• [ABOUT THIS TASK] What lines below contain the word "товара"? Please pull each one out.

Web page and app entries
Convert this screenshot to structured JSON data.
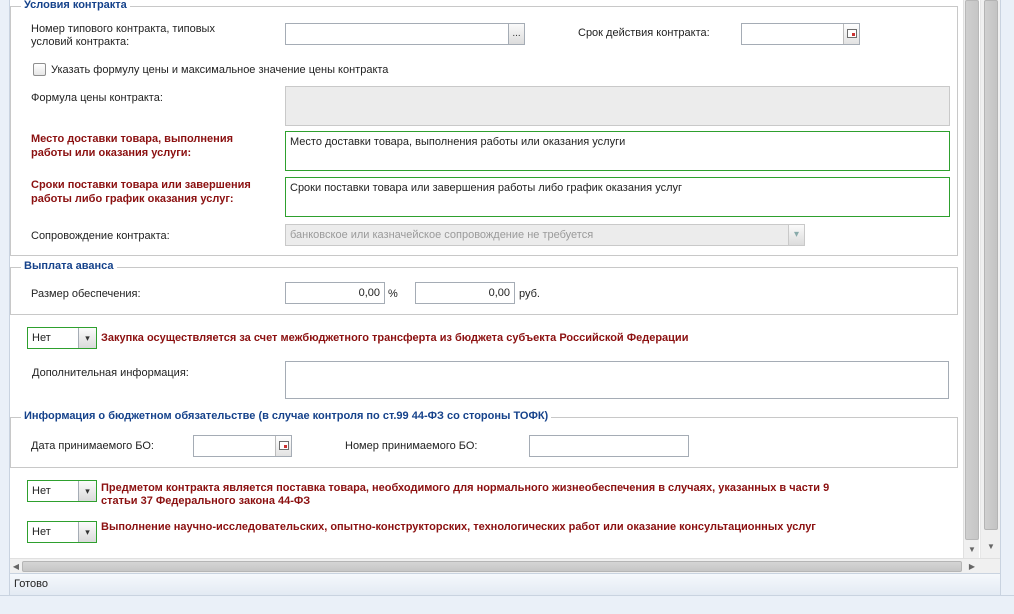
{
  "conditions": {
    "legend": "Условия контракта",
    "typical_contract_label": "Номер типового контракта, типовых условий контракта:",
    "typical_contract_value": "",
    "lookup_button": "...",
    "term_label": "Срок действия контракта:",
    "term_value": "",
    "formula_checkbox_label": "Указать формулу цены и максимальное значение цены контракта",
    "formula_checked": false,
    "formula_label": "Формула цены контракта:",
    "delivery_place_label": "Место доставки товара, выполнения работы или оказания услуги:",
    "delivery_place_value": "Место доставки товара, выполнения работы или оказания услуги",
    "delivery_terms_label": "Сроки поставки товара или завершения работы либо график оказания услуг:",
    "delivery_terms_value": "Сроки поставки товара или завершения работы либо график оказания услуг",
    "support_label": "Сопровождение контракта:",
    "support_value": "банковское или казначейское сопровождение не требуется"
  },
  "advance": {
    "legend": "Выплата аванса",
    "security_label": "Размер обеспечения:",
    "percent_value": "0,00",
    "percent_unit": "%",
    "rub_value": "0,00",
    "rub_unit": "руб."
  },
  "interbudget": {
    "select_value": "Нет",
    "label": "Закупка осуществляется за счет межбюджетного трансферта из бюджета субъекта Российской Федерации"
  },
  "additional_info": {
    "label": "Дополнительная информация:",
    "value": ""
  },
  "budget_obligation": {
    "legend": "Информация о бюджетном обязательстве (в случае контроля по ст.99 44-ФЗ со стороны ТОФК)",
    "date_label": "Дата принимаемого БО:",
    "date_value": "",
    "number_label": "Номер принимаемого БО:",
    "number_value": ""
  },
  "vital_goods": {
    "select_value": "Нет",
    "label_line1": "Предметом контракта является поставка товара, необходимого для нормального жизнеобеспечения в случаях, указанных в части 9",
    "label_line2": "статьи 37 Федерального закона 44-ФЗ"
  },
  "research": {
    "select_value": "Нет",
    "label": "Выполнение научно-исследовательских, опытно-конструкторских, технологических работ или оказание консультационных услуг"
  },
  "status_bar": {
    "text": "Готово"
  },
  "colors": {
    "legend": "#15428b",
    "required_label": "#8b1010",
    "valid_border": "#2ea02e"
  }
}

• [RESPONSE]
    "delivery_place_label": "Место доставки товара, выполнения работы или оказания услуги:",
    "delivery_place_value": "Место доставки товара, выполнения работы или оказания услуги",
    "delivery_terms_label": "Сроки поставки товара или завершения работы либо график оказания услуг:",
    "delivery_terms_value": "Сроки поставки товара или завершения работы либо график оказания услуг",
    "label_line1": "Предметом контракта является поставка товара, необходимого для нормального жизнеобеспечения в случаях, указанных в части 9",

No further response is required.